- **PROBLEM TO WORK ON**:
Extract the lines that carry the string "Type" from the listing.

- **ENTRIES PROVIDED**:

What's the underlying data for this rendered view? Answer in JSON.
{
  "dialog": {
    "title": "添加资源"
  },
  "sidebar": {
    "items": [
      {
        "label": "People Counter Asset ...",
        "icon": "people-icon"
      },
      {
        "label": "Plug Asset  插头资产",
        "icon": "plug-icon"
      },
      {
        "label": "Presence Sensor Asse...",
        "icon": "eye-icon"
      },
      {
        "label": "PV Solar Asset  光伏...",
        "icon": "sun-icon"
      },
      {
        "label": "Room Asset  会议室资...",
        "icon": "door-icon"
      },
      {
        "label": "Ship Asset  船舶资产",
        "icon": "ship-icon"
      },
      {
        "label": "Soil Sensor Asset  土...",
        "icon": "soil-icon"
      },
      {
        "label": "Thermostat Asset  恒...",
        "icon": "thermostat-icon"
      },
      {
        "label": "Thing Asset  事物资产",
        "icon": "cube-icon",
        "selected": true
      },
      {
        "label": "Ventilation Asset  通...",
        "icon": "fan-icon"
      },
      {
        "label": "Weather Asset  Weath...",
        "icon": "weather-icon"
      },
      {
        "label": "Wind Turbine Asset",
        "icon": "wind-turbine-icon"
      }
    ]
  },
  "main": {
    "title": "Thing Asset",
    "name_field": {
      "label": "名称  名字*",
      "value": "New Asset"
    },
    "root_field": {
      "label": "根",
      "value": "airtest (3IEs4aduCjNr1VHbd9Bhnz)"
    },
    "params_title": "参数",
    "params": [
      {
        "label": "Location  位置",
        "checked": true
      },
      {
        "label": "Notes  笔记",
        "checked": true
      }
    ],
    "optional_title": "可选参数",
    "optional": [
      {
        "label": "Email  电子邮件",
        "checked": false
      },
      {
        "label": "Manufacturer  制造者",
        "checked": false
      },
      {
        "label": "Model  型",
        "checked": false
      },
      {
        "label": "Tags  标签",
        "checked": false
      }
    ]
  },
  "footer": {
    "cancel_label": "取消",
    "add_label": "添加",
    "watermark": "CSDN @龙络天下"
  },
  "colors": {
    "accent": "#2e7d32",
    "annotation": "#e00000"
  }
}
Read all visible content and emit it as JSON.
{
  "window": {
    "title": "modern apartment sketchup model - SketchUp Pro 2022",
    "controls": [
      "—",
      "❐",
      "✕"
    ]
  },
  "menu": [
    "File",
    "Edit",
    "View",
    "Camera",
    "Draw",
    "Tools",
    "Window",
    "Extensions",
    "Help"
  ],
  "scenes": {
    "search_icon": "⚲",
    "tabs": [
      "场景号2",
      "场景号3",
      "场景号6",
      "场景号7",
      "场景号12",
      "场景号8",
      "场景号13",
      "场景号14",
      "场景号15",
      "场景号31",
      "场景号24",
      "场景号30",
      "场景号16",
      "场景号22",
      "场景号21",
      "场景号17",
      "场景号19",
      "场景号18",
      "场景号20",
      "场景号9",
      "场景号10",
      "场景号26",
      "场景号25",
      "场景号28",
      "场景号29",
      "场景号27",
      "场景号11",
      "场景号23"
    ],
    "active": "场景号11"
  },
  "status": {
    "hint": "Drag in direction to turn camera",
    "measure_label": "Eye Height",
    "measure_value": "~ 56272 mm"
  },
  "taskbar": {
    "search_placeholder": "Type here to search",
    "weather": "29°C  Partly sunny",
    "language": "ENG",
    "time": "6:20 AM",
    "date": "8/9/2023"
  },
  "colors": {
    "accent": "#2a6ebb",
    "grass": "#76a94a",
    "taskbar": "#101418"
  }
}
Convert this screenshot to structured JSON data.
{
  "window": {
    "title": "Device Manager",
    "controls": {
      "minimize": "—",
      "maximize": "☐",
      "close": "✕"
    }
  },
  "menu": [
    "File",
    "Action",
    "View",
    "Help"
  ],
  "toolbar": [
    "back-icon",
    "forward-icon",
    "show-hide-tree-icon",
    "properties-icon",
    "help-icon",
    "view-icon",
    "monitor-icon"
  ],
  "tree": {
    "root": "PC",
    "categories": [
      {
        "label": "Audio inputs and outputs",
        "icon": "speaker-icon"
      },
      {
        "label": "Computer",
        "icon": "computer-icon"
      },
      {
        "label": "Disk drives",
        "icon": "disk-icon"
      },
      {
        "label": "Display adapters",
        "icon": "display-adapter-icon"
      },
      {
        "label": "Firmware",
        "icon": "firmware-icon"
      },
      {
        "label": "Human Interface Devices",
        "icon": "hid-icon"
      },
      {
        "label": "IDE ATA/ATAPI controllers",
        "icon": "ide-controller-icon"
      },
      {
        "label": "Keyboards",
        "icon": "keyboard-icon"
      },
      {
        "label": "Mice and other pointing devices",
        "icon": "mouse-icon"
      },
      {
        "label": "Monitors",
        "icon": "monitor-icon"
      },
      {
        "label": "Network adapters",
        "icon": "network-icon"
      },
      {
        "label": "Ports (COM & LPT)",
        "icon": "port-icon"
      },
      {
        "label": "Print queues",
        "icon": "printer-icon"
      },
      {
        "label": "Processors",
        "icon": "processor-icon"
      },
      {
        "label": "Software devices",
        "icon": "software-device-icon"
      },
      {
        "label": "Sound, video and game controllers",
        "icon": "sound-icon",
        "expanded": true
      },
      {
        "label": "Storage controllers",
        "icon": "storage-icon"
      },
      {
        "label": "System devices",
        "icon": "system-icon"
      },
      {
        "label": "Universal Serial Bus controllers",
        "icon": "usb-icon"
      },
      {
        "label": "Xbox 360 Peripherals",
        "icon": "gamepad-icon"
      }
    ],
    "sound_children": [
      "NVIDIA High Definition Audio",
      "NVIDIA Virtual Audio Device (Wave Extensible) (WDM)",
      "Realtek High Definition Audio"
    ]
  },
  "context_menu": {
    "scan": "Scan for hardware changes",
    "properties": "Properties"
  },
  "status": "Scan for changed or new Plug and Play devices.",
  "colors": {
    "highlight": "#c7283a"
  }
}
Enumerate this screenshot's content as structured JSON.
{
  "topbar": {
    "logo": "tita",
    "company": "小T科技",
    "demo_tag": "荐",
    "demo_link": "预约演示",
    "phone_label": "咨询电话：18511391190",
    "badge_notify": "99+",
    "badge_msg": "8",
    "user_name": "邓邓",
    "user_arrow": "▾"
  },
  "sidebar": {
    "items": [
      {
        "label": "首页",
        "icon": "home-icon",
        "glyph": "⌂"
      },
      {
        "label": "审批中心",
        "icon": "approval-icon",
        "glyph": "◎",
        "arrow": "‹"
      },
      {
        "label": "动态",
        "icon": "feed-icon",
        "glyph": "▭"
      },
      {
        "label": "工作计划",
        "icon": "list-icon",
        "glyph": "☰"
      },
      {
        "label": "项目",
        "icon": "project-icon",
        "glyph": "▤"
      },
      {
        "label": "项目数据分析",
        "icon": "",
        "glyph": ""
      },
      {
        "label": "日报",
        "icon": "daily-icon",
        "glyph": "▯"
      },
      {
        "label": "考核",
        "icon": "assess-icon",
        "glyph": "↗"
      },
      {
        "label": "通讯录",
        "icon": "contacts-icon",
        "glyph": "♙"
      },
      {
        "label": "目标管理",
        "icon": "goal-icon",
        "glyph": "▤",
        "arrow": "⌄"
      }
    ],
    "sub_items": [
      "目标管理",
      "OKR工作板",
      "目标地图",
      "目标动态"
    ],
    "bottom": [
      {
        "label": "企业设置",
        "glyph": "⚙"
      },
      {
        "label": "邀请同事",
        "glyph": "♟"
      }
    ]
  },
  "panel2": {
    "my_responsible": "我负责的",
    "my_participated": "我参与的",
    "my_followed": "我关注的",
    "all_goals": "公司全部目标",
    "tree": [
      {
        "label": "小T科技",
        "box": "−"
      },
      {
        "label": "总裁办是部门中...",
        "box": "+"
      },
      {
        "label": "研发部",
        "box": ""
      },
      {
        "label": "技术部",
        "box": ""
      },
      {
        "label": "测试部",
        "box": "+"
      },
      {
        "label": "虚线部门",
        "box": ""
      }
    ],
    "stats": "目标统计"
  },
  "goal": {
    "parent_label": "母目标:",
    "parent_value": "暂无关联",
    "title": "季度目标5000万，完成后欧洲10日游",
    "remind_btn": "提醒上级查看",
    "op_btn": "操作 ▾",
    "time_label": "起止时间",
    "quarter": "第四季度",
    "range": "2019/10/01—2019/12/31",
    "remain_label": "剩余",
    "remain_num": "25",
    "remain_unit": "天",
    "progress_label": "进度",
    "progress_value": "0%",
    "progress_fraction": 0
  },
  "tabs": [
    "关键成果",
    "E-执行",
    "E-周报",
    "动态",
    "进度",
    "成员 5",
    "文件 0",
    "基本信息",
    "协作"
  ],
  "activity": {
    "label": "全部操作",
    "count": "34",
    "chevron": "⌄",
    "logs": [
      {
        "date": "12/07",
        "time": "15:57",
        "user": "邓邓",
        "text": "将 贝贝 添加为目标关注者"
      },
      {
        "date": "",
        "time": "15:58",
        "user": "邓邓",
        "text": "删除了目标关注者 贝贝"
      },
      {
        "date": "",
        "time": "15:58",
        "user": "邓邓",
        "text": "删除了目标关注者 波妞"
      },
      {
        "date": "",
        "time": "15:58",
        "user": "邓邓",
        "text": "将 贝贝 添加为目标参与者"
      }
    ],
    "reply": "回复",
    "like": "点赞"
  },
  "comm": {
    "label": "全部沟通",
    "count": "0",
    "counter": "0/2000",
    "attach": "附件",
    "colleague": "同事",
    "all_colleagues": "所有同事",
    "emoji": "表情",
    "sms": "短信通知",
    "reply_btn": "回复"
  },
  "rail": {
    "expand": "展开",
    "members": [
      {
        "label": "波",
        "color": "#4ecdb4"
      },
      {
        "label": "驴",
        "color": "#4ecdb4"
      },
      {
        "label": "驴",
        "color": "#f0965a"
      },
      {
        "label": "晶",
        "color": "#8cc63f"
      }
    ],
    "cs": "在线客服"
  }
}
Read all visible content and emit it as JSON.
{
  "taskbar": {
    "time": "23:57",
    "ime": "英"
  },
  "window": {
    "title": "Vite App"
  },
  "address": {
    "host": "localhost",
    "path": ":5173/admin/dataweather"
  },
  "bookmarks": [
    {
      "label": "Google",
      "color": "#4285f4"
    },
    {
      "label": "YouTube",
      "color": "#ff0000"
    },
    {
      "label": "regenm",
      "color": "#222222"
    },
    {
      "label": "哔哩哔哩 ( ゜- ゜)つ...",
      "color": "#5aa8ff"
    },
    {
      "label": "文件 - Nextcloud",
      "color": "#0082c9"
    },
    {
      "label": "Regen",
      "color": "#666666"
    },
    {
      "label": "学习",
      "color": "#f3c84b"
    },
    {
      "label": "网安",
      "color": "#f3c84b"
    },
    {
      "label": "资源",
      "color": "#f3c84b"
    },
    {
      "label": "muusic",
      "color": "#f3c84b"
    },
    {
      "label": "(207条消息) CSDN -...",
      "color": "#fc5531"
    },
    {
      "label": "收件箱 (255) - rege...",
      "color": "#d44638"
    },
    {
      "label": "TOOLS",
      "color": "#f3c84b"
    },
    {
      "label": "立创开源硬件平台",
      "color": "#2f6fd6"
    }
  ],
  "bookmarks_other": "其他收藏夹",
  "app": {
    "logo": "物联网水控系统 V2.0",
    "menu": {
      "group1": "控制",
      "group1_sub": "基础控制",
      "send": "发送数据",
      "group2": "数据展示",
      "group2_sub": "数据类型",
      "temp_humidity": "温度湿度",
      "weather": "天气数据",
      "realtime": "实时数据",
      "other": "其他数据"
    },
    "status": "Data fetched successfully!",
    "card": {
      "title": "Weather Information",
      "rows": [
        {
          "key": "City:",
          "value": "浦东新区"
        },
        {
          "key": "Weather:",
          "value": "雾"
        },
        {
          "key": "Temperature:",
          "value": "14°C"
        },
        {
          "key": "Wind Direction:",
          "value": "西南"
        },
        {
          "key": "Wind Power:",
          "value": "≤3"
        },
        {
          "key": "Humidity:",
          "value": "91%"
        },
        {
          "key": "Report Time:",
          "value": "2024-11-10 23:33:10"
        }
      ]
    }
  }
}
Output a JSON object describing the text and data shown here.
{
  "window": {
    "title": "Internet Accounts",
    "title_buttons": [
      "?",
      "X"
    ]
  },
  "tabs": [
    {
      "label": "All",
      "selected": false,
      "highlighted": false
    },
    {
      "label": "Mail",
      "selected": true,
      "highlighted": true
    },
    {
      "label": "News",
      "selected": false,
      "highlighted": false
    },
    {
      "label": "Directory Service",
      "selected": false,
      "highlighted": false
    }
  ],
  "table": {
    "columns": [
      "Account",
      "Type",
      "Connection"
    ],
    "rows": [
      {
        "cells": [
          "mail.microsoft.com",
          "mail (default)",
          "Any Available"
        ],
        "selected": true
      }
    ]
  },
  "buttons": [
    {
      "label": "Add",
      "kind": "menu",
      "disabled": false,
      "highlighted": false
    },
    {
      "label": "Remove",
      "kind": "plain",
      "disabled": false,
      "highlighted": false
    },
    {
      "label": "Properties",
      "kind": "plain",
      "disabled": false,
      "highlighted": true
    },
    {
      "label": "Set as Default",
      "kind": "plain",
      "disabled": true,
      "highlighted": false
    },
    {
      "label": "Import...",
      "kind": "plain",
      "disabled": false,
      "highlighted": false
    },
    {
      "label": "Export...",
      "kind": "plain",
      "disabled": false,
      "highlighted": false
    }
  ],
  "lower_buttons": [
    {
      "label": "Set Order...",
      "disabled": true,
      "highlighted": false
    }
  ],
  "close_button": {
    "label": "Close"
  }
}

- **RESULT**:
    "search_placeholder": "Type here to search",
      "Type",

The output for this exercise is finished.